Opportunities out of obstacles
SA needs to produce more of its own consumer goods as a primary way to ignite economic growth. Young black industrialist Nhlanhla Dlamini has accepted the challenge, writes Christina Kennedy
Smart entrepreneurs look for opportunities where others only see obstacles. That’s the belief of Nhlanhla Dlamini, a young industrialist who has hit on the idea of taking offcuts of ostrich, game and crocodile meat and processing them into high-end pet food and treats for the overseas market. “It’s basically taking waste products from abattoirs and converting them into premium, value-added products, using proteins that aren’t available in other markets,” explains the brains behind Maneli Pets.
His new venture is securing Industrial Development Corporation (IDC) financing to buy machinery and convert a factory in Sebenza near Edenvale, east of Johannesburg, into an export-grade facility, which is due to begin production in March next year.

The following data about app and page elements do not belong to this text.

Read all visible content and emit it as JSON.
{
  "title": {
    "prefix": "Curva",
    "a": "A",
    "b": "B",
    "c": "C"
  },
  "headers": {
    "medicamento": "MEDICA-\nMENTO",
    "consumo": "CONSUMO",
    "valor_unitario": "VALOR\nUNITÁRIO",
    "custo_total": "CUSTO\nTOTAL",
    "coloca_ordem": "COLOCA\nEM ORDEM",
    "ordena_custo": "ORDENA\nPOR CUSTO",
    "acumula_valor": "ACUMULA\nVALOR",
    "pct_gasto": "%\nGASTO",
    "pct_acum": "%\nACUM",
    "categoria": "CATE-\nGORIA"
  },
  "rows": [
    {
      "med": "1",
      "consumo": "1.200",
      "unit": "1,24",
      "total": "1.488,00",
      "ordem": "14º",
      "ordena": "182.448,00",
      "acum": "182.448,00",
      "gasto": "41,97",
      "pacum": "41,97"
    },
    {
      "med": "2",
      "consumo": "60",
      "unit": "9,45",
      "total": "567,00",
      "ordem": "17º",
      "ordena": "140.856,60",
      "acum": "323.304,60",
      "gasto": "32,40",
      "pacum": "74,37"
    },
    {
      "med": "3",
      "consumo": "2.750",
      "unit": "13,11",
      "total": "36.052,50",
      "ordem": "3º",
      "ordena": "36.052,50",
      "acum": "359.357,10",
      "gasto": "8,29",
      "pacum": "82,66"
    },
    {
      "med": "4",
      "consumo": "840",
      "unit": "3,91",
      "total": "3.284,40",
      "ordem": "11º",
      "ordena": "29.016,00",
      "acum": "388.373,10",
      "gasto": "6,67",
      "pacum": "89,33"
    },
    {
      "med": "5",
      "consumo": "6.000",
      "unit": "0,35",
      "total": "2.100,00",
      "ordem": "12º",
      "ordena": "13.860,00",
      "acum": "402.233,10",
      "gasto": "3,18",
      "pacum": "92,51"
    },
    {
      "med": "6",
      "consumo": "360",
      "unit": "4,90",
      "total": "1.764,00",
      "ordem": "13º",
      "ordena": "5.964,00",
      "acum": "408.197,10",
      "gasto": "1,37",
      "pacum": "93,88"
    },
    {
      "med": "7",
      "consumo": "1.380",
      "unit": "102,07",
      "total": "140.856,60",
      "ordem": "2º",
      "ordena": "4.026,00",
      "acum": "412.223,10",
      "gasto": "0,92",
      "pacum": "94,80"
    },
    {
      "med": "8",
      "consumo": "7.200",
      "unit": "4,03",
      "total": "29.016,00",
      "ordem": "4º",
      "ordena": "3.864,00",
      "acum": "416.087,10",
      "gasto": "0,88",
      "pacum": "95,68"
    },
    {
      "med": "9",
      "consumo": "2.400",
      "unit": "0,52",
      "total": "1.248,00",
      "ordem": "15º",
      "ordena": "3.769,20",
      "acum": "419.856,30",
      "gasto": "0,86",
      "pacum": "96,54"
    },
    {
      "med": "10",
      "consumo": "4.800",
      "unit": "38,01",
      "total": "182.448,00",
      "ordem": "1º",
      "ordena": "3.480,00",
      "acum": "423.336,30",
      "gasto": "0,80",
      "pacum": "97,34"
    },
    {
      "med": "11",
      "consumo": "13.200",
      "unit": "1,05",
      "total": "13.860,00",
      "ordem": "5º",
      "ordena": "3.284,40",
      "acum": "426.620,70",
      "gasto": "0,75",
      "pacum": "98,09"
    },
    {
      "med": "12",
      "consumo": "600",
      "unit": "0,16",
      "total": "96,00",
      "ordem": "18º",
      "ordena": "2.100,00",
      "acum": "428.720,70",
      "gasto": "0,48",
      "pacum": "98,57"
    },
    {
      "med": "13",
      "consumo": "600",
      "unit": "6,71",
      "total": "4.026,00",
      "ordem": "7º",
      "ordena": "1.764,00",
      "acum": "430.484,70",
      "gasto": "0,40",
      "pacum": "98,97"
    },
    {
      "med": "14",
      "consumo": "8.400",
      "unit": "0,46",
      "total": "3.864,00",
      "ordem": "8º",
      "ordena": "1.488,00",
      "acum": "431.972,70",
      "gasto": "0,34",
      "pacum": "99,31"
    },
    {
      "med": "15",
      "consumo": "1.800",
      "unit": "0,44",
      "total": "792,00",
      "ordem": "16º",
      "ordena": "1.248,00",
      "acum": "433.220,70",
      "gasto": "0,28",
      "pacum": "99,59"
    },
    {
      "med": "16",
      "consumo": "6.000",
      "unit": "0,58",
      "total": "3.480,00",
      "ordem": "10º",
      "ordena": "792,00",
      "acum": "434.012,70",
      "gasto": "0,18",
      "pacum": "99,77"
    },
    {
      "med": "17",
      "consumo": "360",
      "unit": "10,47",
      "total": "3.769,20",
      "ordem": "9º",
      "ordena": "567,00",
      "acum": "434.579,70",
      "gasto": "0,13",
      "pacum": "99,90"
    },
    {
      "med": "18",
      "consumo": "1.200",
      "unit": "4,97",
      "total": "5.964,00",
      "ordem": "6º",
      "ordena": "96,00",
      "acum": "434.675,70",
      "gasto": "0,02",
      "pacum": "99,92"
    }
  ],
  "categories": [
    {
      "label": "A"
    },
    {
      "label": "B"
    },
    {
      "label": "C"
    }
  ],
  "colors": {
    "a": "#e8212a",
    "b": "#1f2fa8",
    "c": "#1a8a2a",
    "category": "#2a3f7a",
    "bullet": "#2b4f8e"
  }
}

One man’s trash is another man’s treasure, so the saying goes, and Dlamini is excited about his new pet food venture using meat byproducts. The factory will create 40 new jobs (semi-skilled, unskilled and management) when it opens for business, with up to 300 positions being created in its first three years of operation.
Maneli Pets is an offshoot of the Maneli Group, a diversified food company that looks for opportunities to build businesses in the agricultural and green energy sector, while boosting black entrepreneurship. Maneli is his mother’s clan name, and he named his business in honour of “one of my biggest supporters”.
The backdrop to this is that South Africa has relatively few black-owned food production businesses, and government is actively promoting agroprocessing and the manufacturing sector in general to spur economic growth.
The country needs to make products to consume locally and also to export, instead of importing them. As such, the local food production and processing arena is ripe for the picking – with funding entities such as the IDC willing to step in to invest in worthwhile projects that create or expand manufacturing capability in the agriculture value chain.
“In Africa, the bulk of food is grown by multinationals and there are opportunities for black entrepreneurs in this space,” says Dlamini animatedly. “With the country experiencing slow growth, we need a new generation of industrialists to step forward.”
Dlamini’s pioneering spirit was born in the Soweto Anyone starting a small business needs to be mindful of the peaks and valleys that entrepreneurship brings. From week to week, day to day, hour to hour, you can be on top of the world and then in the depths of despair.
You have to find ways of coping with this roller coaster – be it spiritually, actively or interpersonally – otherwise you will burn out quickly.
“I’m firmly committed to South Africa – to try to grow the economy, create jobs and lower inequality,” says Dlamini.
“One of the bigger influences on my life was growing up seeing Nelson Mandela coming out of prison and becoming president, and others who sacrificed their lives for democracy. The sacrifices of this generation are far smaller than those of previous ones, so it’s up to us to stabilise the country and make it prosper.”
Dlamini believes the “formula” for a good entrepreneur is someone who can “spot an opportunity, build good teams and who has business acumen from formal education or work experience”. The last point is not something that can be brushed aside, he says, as selling your business to funders and your product to the market require a certain amount of business savvy.
Fortunately, there are small business “incubators”, such as the Awethu Project, that “build on the raw ingredients” or qualities that a budding entrepreneur has, and add extra skills and knowledge to help him or her get ahead, and this is where Dlamini obtained some of the seed capital for his first business.
Passionate though Dlamini is about South Africa, he “loved my time abroad” and is a firm advocate of travelling, broadening one’s horizons and learning from the world. In fact, it was while he was overseas that he spotted business models and innovations that he thought could be applied to South Africa.
“South African society is very insular, and we need to find new ways of working better. Ideas come from a diversity of experiences and interactions – you can come up with good ideas about business and life if you push your boundaries beyond what you usually do,” says this former Rhodes Scholar and Goldman Sachs Global Leader.
“We also need a greater level of ambition. Americans are famous for being their own biggest supporters, and it’s a good skill to be your own biggest fan and be wildly ambitious – don’t let your mind constrain your ambition before you even start. South Africans are quite conservative and need to be more open to taking risks.”
Dlamini is not naive in his thinking – he knows that South Africa’s manufacturing sector has many challenges when it comes to labour, infrastructure and logistics.
“But there are pockets of opportunity and the challenges are not insurmountable,” says this natural optimist. “It’s how you navigate them that matters.”
UNDER CONSTRUCTION Nhlanhla Dlamini’s factory in Johannesburg will soon be humming with activity when it begins operations in March 2017